- **INSTRUCTIONS FOR THE TASK**
Line by line, please look for the word "Uber" in the following records, then copy each line you find it in.

- **RECORDS FOR THE EXERCISE**
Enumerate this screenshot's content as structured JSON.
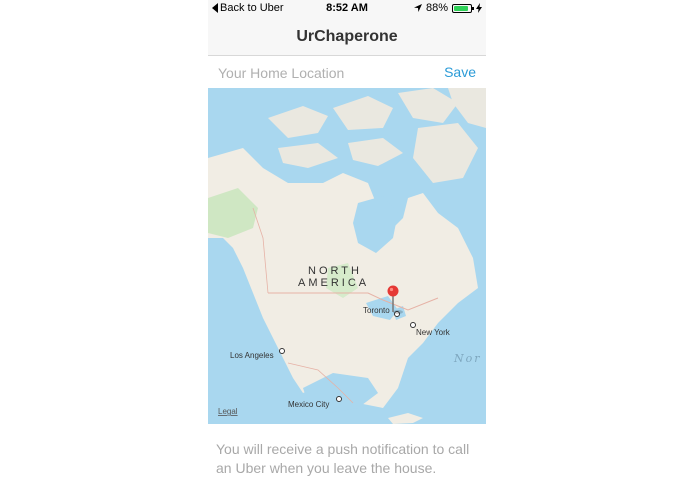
{
  "status_bar": {
    "back_label": "Back to Uber",
    "time": "8:52 AM",
    "battery_percent": "88%",
    "battery_level": 0.88,
    "battery_color": "#2fd158"
  },
  "nav": {
    "title": "UrChaperone"
  },
  "location": {
    "placeholder": "Your Home Location",
    "save_label": "Save",
    "accent_color": "#2b9bd7"
  },
  "map": {
    "region_label_1": "NORTH",
    "region_label_2": "AMERICA",
    "ocean_label": "Nor",
    "legal_label": "Legal",
    "pin_color": "#e53935",
    "cities": {
      "toronto": "Toronto",
      "new_york": "New York",
      "los_angeles": "Los Angeles",
      "mexico_city": "Mexico City"
    }
  },
  "caption": "You will receive a push notification to call an Uber when you leave the house."
}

- **PROBLEM SOLUTION**
    "back_label": "Back to Uber",
  "caption": "You will receive a push notification to call an Uber when you leave the house."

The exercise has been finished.